We have now been here exactly a month, so this is a good point to sum up some first impressions of the city and the new setup we have. Some friends have asked me how this job compares to last year’s one, and of course we find ourselves constantly comparing,as this is inevitable. Firstly living off campus,and not having taught at all yet means that so far we have not had any meetings with students yet. Our teaching will start only after the October holiday week. But we have met many other teachers,both foreign and Chinese,all of whom are interesting,friendly and welcoming. We have a little grocery store under our building and are on good nodding terms with the owner. Through the local Expat website we met a charming girl called Ivy who advertised she wanted people to “hang out with” and so we had coffee with her downtown,invited her to lunch, and who is going to take me to the hairdressers next week. We then met a lovely man (from Couchsurfing) who is a retired Navy commander from Taiwan who now works for a travel agency which organizes trips to Taiwan. He is Kevin #3 of the title-the other 2 being staff of the International department at the University. And last night again through aforementioned website we met a girl called Jane who wants to meet foreigners. She is an English major who now works for a trading company .Jane took us to a tea house owned by a friend of hers where we sat chatting for 2 hours,our cups being constantly refilled,as we nibble on peanuts, and she told us a bit about herself,and translated all the time for her friend who knew no English at all. We then had to rush to the bus stop to get a bus back to the BRT station to catch the last bus back home.Unfortunately the BRT,for all its wonderfulness,(cheap,clean,easy to use) has one serious drawback,and that is that the last bus home is at 10pm. We had not bargained for the scene at the BRT station.
There were loads of people all trying to get on the trains. I have experienced crowded before ,but nothing like this,even in Shanghai. Everyone pushed hysterically onto the bus,I was sandwiched between tons of people,and the automatic door shut on my finger and Danny’s arm. Nothing serious,but quite an “Asian Experience”!
The Once bookshop teahouse we visited with Ivy

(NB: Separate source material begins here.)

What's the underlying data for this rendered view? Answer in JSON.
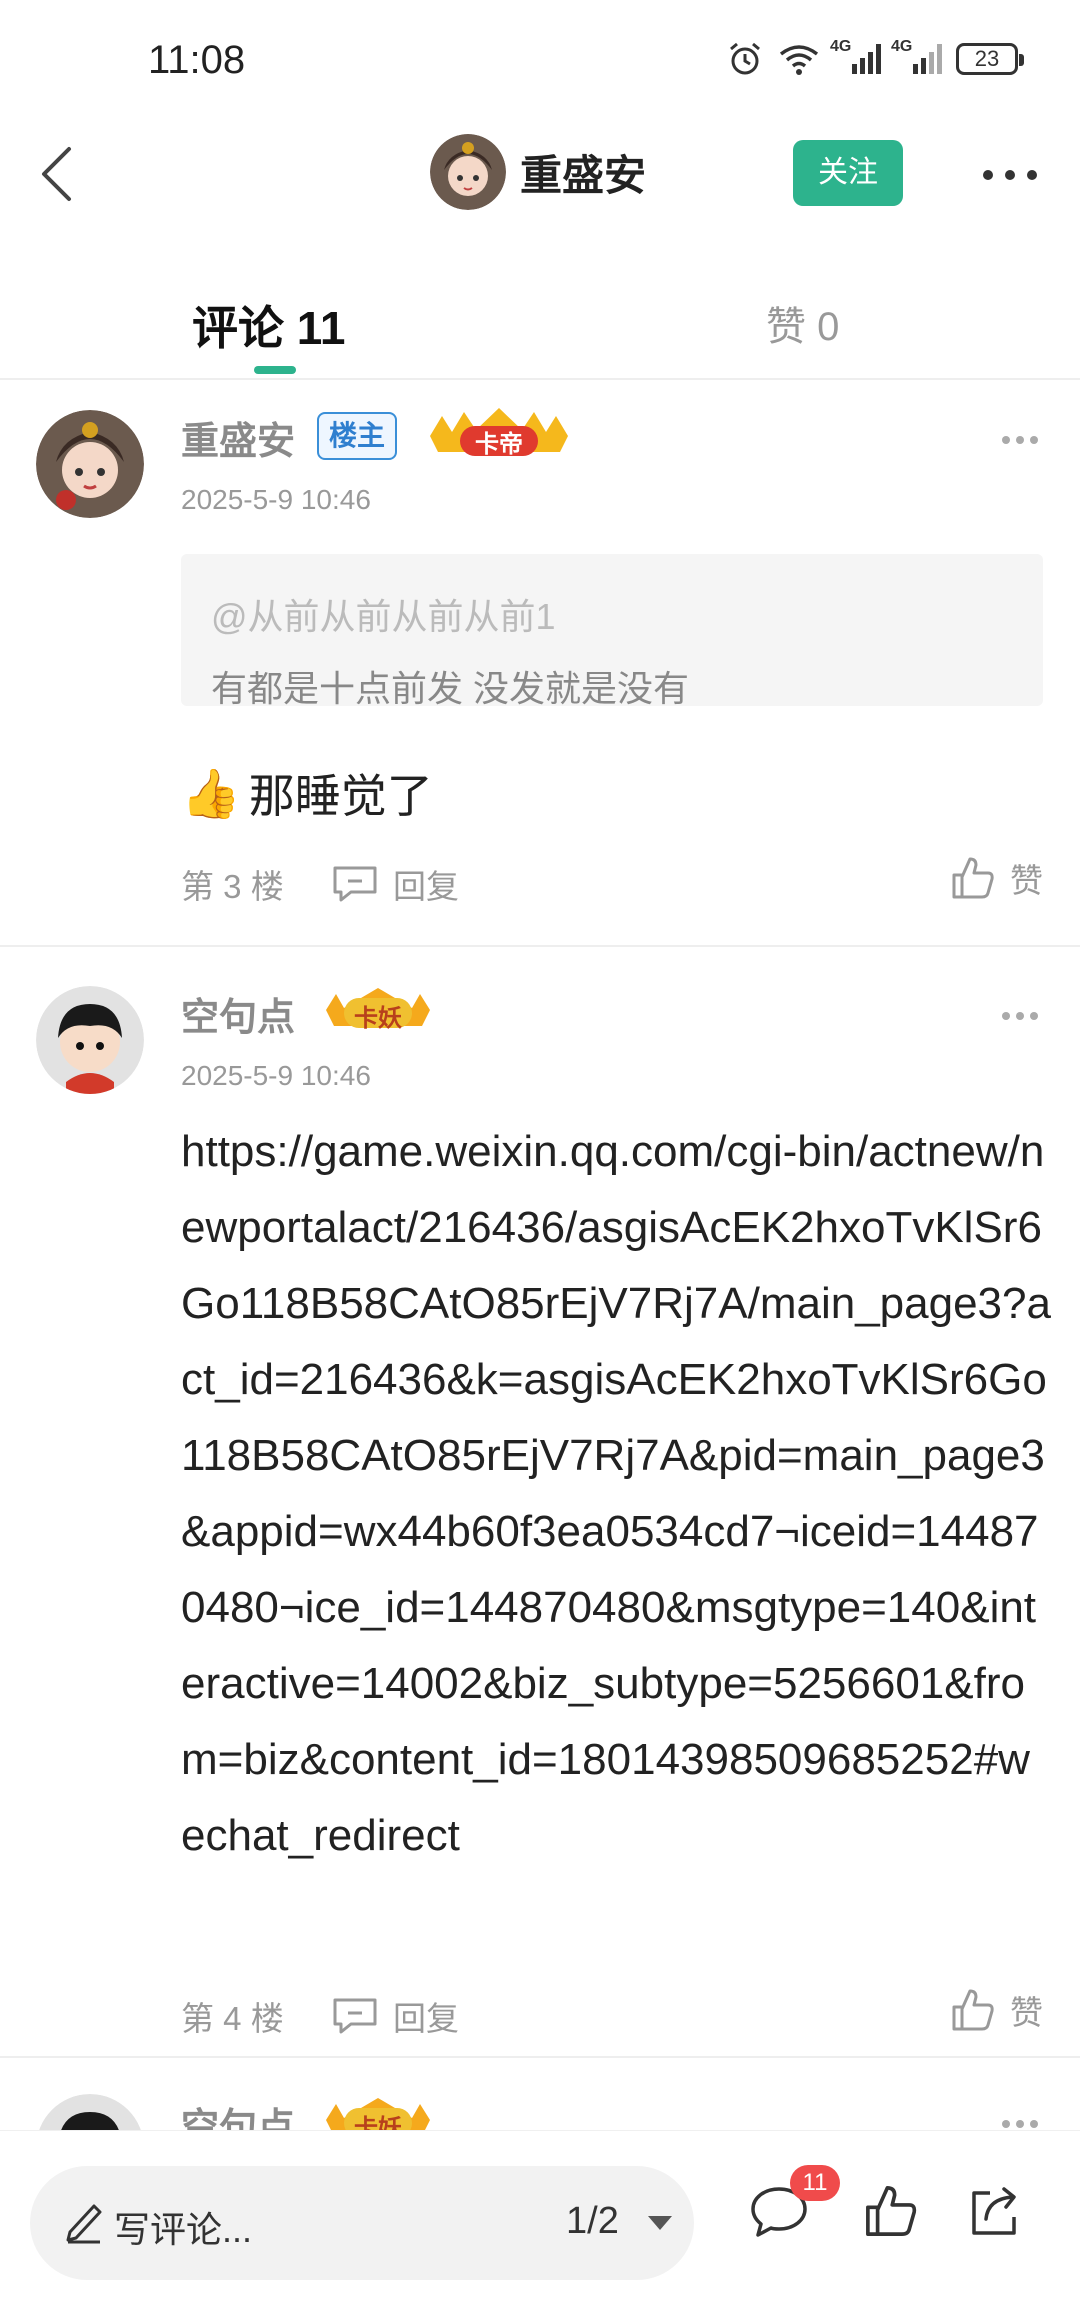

We have had a couple of departmental meals with Matthew,head of English teaching,and next week there is a Mid-Autumn festival meal at a hotel downtown for everyone,but on the whole,because the department is so huge,and the teaching staff live all over, some on campus,some in our block. some in a different apartment block near campus and some down town,it is harder to get to know everyone. It feels as if our social life,unlike Lin’an ,will not revolve around university,and that uni life will only be a small part of our lives here.We were going to go on a run with the local Hash House Harriers (google it!) -did not go in the end as it was thundering and threatening to pour (it didn’t) Instead we had tea and cake with Donna,a veteran teacher here who lives on campus. So life is pretty busy and full.
Xiamen Horticultural Gardens. actually in Jimei near our house

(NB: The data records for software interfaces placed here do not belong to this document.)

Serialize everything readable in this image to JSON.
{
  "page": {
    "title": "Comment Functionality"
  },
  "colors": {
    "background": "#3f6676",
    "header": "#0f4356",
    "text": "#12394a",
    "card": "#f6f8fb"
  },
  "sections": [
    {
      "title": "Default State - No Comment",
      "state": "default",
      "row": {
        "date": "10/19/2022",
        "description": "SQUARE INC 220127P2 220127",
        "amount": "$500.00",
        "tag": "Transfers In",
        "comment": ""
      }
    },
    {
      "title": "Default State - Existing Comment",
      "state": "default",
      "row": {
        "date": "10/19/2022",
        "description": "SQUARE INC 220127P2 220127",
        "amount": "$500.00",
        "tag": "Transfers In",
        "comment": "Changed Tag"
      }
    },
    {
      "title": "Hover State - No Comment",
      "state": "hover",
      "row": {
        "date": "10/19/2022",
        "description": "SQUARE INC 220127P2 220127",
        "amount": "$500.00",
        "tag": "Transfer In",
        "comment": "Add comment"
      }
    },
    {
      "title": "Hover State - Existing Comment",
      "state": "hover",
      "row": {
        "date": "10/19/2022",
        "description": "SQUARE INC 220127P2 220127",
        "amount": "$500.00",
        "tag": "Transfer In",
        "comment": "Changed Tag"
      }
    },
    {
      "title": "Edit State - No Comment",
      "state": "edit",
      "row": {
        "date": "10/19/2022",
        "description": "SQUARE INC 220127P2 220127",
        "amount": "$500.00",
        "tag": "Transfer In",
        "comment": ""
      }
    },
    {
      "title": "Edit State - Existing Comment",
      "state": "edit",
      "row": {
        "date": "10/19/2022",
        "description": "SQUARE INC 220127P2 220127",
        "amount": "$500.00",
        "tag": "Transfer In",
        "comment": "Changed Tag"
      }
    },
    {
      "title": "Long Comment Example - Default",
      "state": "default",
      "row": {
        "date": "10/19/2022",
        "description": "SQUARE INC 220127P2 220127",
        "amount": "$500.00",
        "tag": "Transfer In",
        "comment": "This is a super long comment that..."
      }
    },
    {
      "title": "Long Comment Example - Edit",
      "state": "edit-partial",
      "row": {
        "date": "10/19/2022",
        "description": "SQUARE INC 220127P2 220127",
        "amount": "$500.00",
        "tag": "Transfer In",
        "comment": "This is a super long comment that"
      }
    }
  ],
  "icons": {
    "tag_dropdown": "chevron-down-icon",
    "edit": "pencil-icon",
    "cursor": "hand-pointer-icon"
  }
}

The city itself is great. Of course the beach is marvellous and we have not explored that a great deal yet. The shopping areas are many and diverse,likewise restaurants,coffee bars etc. The city is big but not unmanageable and overwhelming,and there are many more signs in English than there were in Hangzhou. There are green parks everywhere and many tree- lined avenues making it pleasant to stroll around. There is a pervading sense that many people here have money-we walked along near the sea front and there were some huge stunning villas there,making it look a bit like a Chinese Miami beach. Living in Jimei is kind of like living in the suburbs of London and going down to the West End occasionally.And Jimei is a lot bigger than we originally thought.The downtown area of Jimei,a ten minute bus ride away is lively and fun,and even has a crocodile zoo!
Anway enough for now…. more anon.